Shutting down businesses and transportation links would have tested the patience of Iranians who months earlier took to the streets in economic protests. Public anger with the leadership surged again in January over the military’s attempt to conceal that it had shot down a Ukrainian passenger jet on Jan. 8. A wide-ranging quarantine, especially head of the new year celebrations, could have inflamed tempers further.
Nonetheless, many private businesses are struggling as consumers opt to stay home. Some companies ask their employees to do the same. Car maker Iran Khodro — a national icon whose output was already slashed by U.S. sanctions — is halting production to counter the spread of the coronavirus among its employees, Iranian media reported on Thursday.
Khalvatsara, a guesthouse in the central city of Isfahan, said all business had stopped since the coronavirus outbreak. “We had two German guests who canceled,” said Fatemeh, an employee at the guesthouse. “We didn’t think it morally fit to stay open, even though we disinfected everywhere. Some even wanted to come from other cities in Iran but we rejected them.” Fatemeh, who asked to be identified by her given name, said she had now moved back in with her parents.
“I spent my savings before this, because I had counted on the income from New Year,” she said.
With the coronavirus shutting down hotels, restaurants, schools and other public institutions, up to two million jobs might be lost, said Sadegh Alhosseini, an independent economist in Tehran.
“Those are the poorest people of Iran,” he said, adding that without an income they will lose access to the health system, risking the further spread of the virus. The government has few economic tools at its disposal, he said, adding that the U.S. should lift sanctions on Iran for a period to help Iran’s health-care system rebound.
Iran’s domestic economy is heavily dependent on the service sector, which is particularly vulnerable to the impact of the coronavirus and generates approximately 12 million jobs, or about half the country’s labor force, according to the Statistical Center of Iran. Iran’s government likely thought imposing more economic pain on the population “would have given people another reason to panic, protest and voice their grievances,” said Mr. Handjani. “But I think they made a miscalculation. [The coronavirus] spread more than they thought it would.”

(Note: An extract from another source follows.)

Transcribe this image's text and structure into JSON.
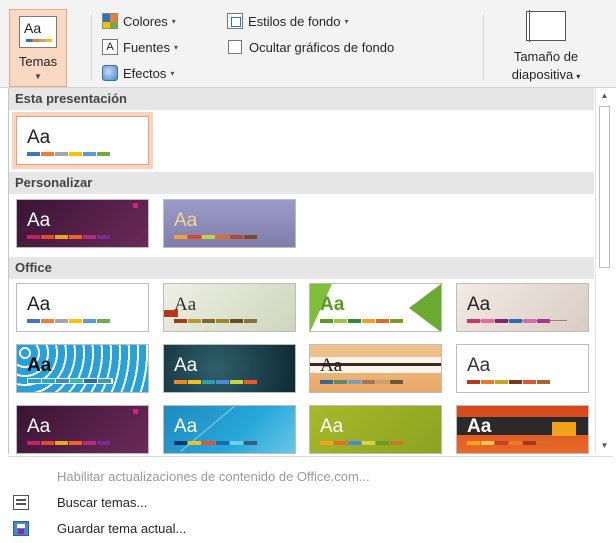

Iran officials and economists have blamed U.S. sanctions for hobbling Iran’s health-care system. Foreign Minister Javad Zarif on Thursday said efforts were “stymied by vast shortages caused by restrictions on our people’s access to medicine/equipment.” Mr. Zarif on Twitter listed the most urgent of Iran’s needs, including 3.2 million test kits, 160 million protective masks and 1,000 ventilators.
Demand for Iran’s oil, meanwhile, is sagging. China, Tehran’s last sizable customer after U.S. sanctions were imposed, has trimmed back imports as it struggles with the aftermath of its own coronavirus outbreak. Iran’s currency has also lost 10% of its value since the virus was detected in the country, adding to a 70% drop since U.S. quit a multinational deal to limit Iran’s nuclear program in 2018. Non-oil exports also have diminished as neighboring countries closed borders and halted flights.
To keep the economy moving, Mr. Rouhani’s government is trying to encourage consumer spending ahead of the New Year by enrolling 100 businesses in a program to promote online shopping. It has extended loan and utility payment deadlines and offered loans to small businesses. On Thursday, Mr. Rouhani ordered the payment of livelihood support packages to seven million people worth about $13 to $130 — about half of them in the form of low-interest loans.
There are other risks for Iran’s leaders, however. The stimulus measures, while potentially helping Iranians in the short term, could also exacerbate the rampant inflation that drove thousands of Iranians into the streets in November.